Hoof lesions and lameness in sows in three Greek swine herds
Objectives: To characterize foot lesions, estimate their frequency and severity, and investigate their association with parity and lameness in three Greek farrow-to-finish swine herds. Materials and methods: The studied sows, which had been individually stalled during previous gestations, were examined for foot lesions upon entry into the lactation facilities. Lesions scored included heel hyperkeratinization, erosions or cracks, and toe and dew claw overgrowths. When exiting the farrowing facilities, the sows were observed while walking along an alley and their degree of lameness was scored. Results: The proportion of sows with at least one lesion on any foot was very high and similar among herds, with 121 of 125 (96.8%), 123 of 125 (98.4%), and 377 of 386 (97.7%) sows affected in herds A, B, and C, respectively. The most frequent lesions were those located on the heel, and overgrown toes and dew claws.
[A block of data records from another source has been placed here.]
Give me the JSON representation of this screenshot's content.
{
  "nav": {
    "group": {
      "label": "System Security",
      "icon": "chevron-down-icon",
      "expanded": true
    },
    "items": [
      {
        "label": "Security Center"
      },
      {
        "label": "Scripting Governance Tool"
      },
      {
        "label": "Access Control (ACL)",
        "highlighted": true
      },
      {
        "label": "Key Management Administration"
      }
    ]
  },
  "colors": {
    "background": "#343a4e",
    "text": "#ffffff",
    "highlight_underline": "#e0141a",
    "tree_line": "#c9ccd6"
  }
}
For these sites, lesion severity increased with sow parity. The concurrent presence of lesions on more than one foot site, on the same or different feet or both, had a multiplicative effect on the likelihood of lameness. Implications: Under the conditions in the herds participating in this study, sow foot lesions are extremely common, with older sows more likely than younger sows to have lesions on the heel and overgrown toes and dew claws. The degree of lameness may be affected by a causal interface among foot lesions.